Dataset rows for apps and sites

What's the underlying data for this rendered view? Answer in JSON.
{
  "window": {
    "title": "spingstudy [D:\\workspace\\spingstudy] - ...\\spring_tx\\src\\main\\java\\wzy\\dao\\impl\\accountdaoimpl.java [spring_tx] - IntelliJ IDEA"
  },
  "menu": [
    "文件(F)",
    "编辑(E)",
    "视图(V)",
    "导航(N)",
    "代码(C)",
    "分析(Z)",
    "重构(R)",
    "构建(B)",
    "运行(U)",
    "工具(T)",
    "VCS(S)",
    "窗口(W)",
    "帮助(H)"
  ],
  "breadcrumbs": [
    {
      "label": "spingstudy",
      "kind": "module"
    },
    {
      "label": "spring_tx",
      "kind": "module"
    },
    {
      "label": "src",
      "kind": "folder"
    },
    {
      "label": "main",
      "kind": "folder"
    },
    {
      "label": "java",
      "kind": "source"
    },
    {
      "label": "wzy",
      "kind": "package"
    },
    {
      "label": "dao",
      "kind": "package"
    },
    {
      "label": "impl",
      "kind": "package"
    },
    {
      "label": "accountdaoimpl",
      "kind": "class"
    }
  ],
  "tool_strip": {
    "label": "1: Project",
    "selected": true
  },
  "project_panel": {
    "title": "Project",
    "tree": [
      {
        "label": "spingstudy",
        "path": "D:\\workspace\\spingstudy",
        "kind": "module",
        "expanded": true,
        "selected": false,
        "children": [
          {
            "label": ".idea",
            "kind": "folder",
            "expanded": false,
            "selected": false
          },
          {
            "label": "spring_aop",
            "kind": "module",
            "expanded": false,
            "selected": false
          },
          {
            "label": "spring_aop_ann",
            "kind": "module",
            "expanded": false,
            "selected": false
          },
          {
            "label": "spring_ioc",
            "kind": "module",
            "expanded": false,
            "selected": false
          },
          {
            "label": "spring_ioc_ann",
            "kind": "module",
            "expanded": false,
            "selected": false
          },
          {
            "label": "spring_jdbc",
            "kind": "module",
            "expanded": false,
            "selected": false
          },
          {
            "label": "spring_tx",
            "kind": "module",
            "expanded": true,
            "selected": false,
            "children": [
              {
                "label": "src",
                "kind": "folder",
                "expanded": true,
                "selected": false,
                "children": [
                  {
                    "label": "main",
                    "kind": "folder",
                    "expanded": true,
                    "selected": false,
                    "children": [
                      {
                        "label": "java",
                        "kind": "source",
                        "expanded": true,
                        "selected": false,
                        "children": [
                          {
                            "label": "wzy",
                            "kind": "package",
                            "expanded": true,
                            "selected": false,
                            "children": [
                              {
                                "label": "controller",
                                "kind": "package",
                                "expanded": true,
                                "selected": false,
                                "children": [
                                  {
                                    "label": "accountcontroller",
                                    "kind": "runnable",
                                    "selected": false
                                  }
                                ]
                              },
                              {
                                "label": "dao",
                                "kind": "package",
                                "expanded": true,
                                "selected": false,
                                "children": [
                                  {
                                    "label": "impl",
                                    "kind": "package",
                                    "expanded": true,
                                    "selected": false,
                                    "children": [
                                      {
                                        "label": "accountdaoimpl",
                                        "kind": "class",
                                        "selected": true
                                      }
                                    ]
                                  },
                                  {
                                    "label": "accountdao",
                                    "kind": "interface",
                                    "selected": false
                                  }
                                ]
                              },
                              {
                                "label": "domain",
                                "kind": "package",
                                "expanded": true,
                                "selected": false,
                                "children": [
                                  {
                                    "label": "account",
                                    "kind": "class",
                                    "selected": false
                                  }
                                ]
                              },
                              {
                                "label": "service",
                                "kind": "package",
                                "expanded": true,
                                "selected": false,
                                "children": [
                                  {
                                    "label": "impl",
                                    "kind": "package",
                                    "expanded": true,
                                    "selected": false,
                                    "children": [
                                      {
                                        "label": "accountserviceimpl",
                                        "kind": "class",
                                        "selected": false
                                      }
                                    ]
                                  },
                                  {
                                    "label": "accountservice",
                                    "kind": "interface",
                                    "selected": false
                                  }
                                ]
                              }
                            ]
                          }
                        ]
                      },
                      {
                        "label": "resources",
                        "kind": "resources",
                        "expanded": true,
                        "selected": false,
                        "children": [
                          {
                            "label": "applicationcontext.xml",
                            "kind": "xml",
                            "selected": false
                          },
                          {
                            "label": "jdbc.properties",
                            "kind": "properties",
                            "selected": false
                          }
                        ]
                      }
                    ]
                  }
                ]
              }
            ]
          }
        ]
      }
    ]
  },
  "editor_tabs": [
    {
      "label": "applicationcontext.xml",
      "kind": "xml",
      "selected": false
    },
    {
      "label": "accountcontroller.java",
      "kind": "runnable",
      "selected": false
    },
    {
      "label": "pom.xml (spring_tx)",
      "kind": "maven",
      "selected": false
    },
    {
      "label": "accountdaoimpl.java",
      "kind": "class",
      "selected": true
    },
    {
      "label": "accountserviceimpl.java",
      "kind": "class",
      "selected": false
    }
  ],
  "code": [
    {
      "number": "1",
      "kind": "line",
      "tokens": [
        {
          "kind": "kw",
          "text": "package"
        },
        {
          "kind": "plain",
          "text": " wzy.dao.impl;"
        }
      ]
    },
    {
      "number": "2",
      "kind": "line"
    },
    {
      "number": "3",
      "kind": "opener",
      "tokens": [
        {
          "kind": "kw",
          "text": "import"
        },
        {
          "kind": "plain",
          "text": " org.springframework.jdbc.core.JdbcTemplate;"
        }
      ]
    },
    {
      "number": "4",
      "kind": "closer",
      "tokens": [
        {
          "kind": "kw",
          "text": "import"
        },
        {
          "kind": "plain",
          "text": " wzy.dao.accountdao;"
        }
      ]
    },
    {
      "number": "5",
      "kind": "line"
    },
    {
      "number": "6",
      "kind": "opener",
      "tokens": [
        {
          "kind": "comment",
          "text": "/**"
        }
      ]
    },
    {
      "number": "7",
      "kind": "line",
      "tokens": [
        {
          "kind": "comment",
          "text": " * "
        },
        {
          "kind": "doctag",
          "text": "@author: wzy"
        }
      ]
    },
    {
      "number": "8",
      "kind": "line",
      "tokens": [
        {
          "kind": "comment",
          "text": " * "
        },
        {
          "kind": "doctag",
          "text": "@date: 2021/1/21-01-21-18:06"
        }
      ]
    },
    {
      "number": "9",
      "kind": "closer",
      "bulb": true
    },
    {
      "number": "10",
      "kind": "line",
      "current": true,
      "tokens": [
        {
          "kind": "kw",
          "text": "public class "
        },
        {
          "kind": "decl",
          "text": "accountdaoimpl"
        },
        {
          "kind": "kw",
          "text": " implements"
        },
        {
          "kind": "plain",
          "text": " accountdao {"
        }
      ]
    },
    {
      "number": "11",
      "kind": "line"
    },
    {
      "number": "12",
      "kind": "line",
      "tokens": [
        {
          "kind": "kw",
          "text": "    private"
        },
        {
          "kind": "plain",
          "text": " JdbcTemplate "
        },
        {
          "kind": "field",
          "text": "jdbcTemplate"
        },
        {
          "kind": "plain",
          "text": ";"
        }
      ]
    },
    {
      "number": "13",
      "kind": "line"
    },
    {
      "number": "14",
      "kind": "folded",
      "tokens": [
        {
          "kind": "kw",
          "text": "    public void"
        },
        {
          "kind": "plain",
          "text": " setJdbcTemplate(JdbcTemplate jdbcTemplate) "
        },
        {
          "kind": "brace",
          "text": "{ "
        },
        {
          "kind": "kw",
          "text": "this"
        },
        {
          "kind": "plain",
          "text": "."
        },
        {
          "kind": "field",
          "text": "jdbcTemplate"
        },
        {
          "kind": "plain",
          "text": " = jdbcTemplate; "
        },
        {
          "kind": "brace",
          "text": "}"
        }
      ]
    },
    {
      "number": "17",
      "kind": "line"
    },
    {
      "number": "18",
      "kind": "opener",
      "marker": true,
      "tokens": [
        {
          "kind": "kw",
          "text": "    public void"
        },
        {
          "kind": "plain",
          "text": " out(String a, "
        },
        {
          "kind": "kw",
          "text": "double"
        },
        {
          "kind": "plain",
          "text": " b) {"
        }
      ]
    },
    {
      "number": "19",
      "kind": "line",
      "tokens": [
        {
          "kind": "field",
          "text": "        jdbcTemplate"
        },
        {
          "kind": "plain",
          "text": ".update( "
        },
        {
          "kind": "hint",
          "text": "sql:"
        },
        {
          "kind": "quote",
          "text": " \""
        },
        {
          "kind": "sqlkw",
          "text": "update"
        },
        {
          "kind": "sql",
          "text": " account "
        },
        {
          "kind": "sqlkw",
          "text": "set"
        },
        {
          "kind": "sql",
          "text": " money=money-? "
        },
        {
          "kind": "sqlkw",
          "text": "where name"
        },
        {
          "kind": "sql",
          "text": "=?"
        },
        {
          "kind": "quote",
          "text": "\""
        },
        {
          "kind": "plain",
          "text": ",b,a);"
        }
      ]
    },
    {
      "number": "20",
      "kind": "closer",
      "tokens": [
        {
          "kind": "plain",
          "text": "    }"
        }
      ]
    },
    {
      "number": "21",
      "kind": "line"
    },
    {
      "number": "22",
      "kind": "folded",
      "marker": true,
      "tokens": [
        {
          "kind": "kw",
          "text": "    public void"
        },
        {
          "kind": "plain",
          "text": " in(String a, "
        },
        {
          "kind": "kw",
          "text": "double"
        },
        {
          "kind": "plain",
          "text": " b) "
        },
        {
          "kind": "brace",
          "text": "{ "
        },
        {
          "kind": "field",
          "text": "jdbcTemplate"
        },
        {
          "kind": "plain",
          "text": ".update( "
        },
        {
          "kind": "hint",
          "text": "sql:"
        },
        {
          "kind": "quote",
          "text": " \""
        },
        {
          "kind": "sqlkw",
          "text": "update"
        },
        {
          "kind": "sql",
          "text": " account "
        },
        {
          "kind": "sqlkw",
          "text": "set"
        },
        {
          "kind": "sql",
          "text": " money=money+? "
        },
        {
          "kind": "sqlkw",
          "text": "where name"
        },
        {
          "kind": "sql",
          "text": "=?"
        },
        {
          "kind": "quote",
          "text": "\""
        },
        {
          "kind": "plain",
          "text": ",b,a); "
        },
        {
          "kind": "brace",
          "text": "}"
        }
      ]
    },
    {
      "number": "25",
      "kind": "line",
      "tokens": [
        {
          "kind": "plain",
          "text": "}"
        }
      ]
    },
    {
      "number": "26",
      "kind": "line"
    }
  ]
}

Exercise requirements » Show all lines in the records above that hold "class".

Solution »
      "kind": "class"
                                        "kind": "class",
                                    "kind": "class",
                                        "kind": "class",
      "kind": "class",
      "kind": "class",
          "text": "public class "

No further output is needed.